And that is what we remain happy to have.

Andy S said...

There is only one Church Peter, headed by Our Lord and Saviour Jesus Christ.

And it is under continual attack from Satan who wishes to undermine it and separate people from it.

Sexuality is the idolatry of our times, the Golden Calf we worship.

We are steeped in it, we take for granted sex scenes in movies and on prime time TV. Barely even notice anymore.

Then there is the seemy side easily found - my son (18 years old) was shown a video of Anal Fisting by a charming individual whose intention was to shock and dismay. He was both but also no doubt slightly desensitized to the depths of human depravity a lot more of which (not necessarily of this nature) he will be exposed to before he dies I posit.

We are made in the image of GOD and what God has in mind for us is well revealed in the Bible, but we a fallen creatures and stumble along through life often distracted and separated from Our Lord by ephemeral concerns and so we don't get fully there - not in this world at least


We live in a truly degraded culture, your post from the Messiah a welcome reminder of the glories that are possible, a lift from despair that Satan seeks to sow in mens souls.

The road to salvation lies in acknowledging our own sin, repenting it and through prayer.

The Turmoil in the Anglican Church has its basis in Sin perhaps the major one on display being Pride

Humility and prayer are perhaps the best weapons against it.

Bryan Owen said...

Peter wrote: "We cannot even agree that unity is something we might bother to do more than pray for."

The response that many give is that, in the midst of our disagreements, we can be united - in communion - by virtue of sharing in common mission. Unity or communion in practice takes precedence over unity or communion in belief and order. But that assumes that across our disagreements we agree on what "mission" really is (and prior to that, what the Church itself is and what her purpose is). And it also assumes that our disagreements on matters of belief and order aren't really all that important anyway. What matters is that, together, we do things like feed the poor, etc.

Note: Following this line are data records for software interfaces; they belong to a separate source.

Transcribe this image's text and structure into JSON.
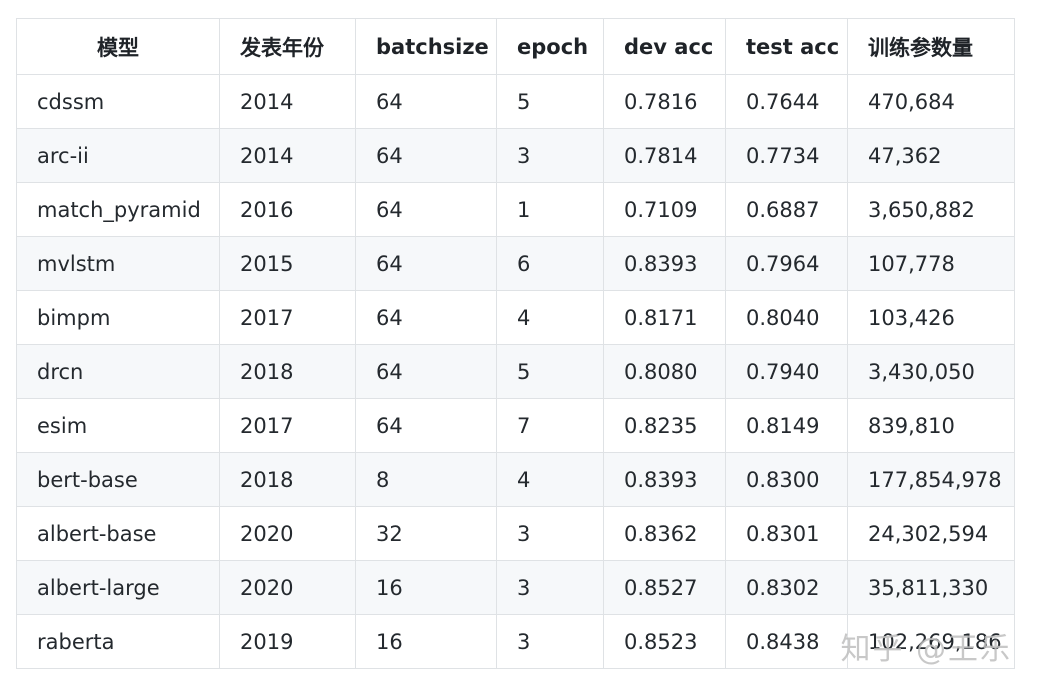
{
  "table": {
    "headers": [
      "模型",
      "发表年份",
      "batchsize",
      "epoch",
      "dev acc",
      "test acc",
      "训练参数量"
    ],
    "rows": [
      [
        "cdssm",
        "2014",
        "64",
        "5",
        "0.7816",
        "0.7644",
        "470,684"
      ],
      [
        "arc-ii",
        "2014",
        "64",
        "3",
        "0.7814",
        "0.7734",
        "47,362"
      ],
      [
        "match_pyramid",
        "2016",
        "64",
        "1",
        "0.7109",
        "0.6887",
        "3,650,882"
      ],
      [
        "mvlstm",
        "2015",
        "64",
        "6",
        "0.8393",
        "0.7964",
        "107,778"
      ],
      [
        "bimpm",
        "2017",
        "64",
        "4",
        "0.8171",
        "0.8040",
        "103,426"
      ],
      [
        "drcn",
        "2018",
        "64",
        "5",
        "0.8080",
        "0.7940",
        "3,430,050"
      ],
      [
        "esim",
        "2017",
        "64",
        "7",
        "0.8235",
        "0.8149",
        "839,810"
      ],
      [
        "bert-base",
        "2018",
        "8",
        "4",
        "0.8393",
        "0.8300",
        "177,854,978"
      ],
      [
        "albert-base",
        "2020",
        "32",
        "3",
        "0.8362",
        "0.8301",
        "24,302,594"
      ],
      [
        "albert-large",
        "2020",
        "16",
        "3",
        "0.8527",
        "0.8302",
        "35,811,330"
      ],
      [
        "raberta",
        "2019",
        "16",
        "3",
        "0.8523",
        "0.8438",
        "102,269,186"
      ]
    ]
  },
  "watermark": "知乎 @王乐"
}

Philip Turner, in his recent essay "Unity, Order and Dissent: On How to Dissent Within a Communion of Churches," makes a relevant point here:

" ... communion [for many within the Episcopal Church] is defined largely in moral rather than theological terms. This position follows naturally enough from the reduced role of common belief just set forth. No one wishes to underestimate the importance of shared ministry in service to the poor, but it is hard to see, when push comes to shove, why communion as TEC defines it is communion in Christ Jesus. In the end, Jesus is no more than a good example of a moral ideal than he is a savior apart from whom we can neither know nor serve God as God wills."

I also think that pitting the gift of unity against actually working for unity is a false dichotomy. Salvation is a gift from God. And yet, as the apostle Paul exhorts us, "work out your own salvation with fear and trembling" (Philippians 2:12). Unity is also a gift from God. But as with salvation, so too with unity: just as we are called to "work out" what it means to be saved, we are called to "work out" what it means to be one, not just in practice (mission), but also in terms of substantive belief and how the Church is ordered. To say that all we have to do is just pray about it could be the wide and easy road that leads to destruction.

Father Ron Smith said...

No, I am not convinced that unity is something we pray for but do not work for, which we assume will follow when we dive into mission without first asking whether it is a common mission." - Peter Carrell -

The real question here is: "Whom do we have to ask? Our own conscience, our individual Province, or an imposed L.C.D. Magisterium?

I agree with you that God is the Giver of Unity. Our works simply will not do the trick. We've tried.

Peter Carrell said...

Good question Ron!